- Extracted entries:
▼
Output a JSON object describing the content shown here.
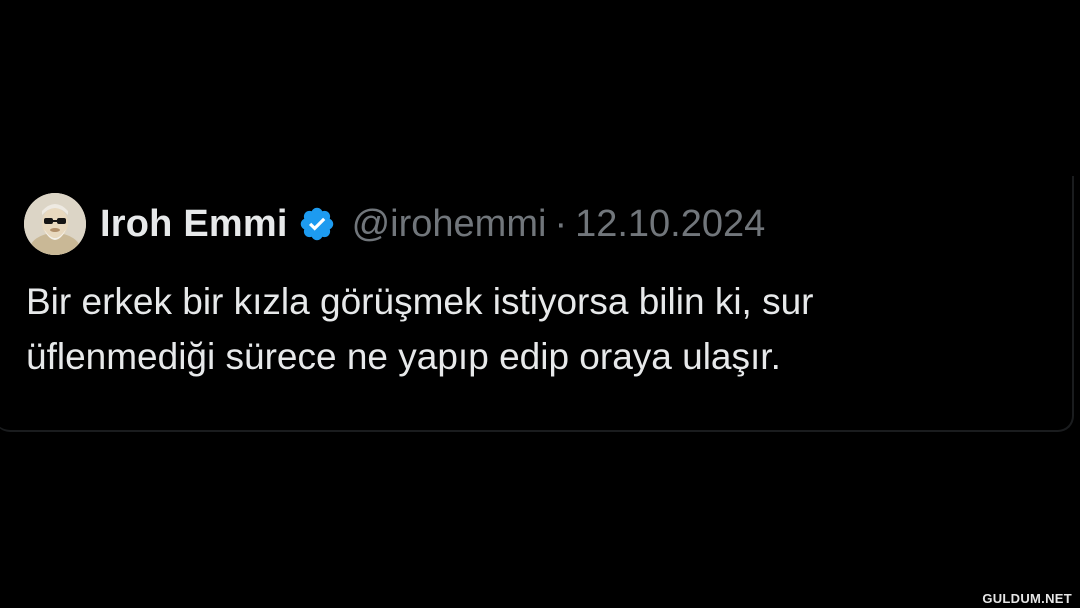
{
  "tweet": {
    "display_name": "Iroh Emmi",
    "verified": true,
    "verified_icon": "verified-badge-icon",
    "handle": "@irohemmi",
    "separator": "·",
    "date": "12.10.2024",
    "text_lines": [
      "Bir erkek bir kızla görüşmek istiyorsa bilin ki, sur",
      "üflenmediği sürece ne yapıp edip oraya ulaşır."
    ]
  },
  "watermark": "GULDUM.NET",
  "colors": {
    "background": "#000000",
    "primary_text": "#e7e9ea",
    "secondary_text": "#71767b",
    "verified_blue": "#1d9bf0",
    "divider": "#1a1c1e"
  }
}
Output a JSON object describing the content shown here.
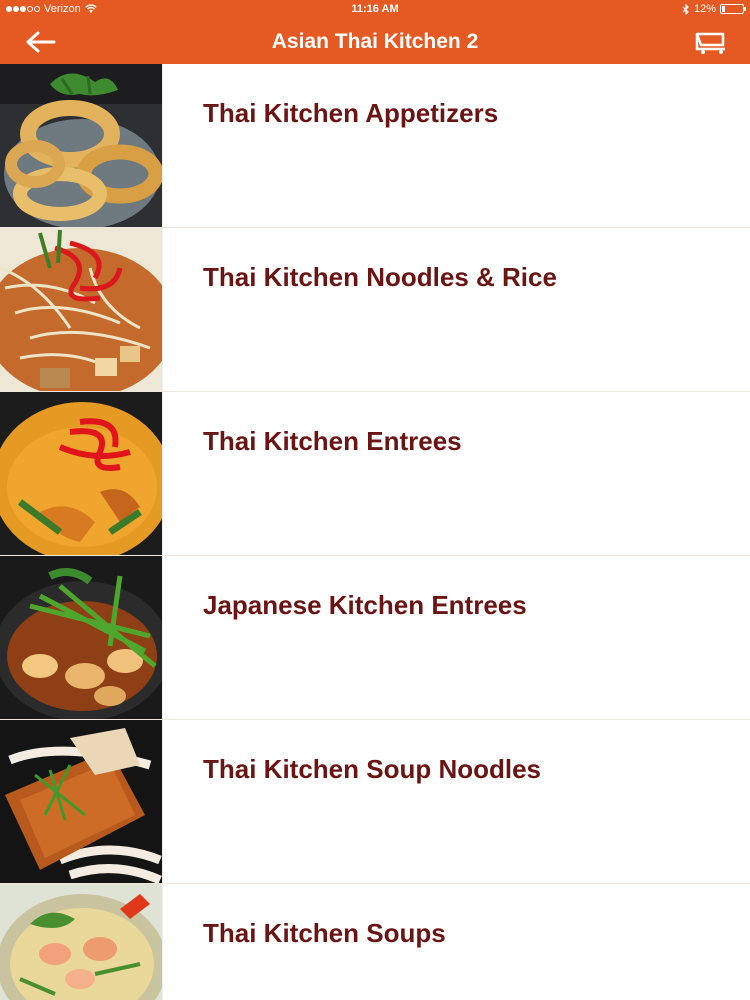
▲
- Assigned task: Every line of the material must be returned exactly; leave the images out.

- Output for this task:
Output a JSON object describing the content shown here.
{
  "tweet": {
    "display_name": "Iroh Emmi",
    "verified": true,
    "verified_icon": "verified-badge-icon",
    "handle": "@irohemmi",
    "separator": "·",
    "date": "12.10.2024",
    "text_lines": [
      "Bir erkek bir kızla görüşmek istiyorsa bilin ki, sur",
      "üflenmediği sürece ne yapıp edip oraya ulaşır."
    ]
  },
  "watermark": "GULDUM.NET",
  "colors": {
    "background": "#000000",
    "primary_text": "#e7e9ea",
    "secondary_text": "#71767b",
    "verified_blue": "#1d9bf0",
    "divider": "#1a1c1e"
  }
}
Output a JSON object describing the content shown here.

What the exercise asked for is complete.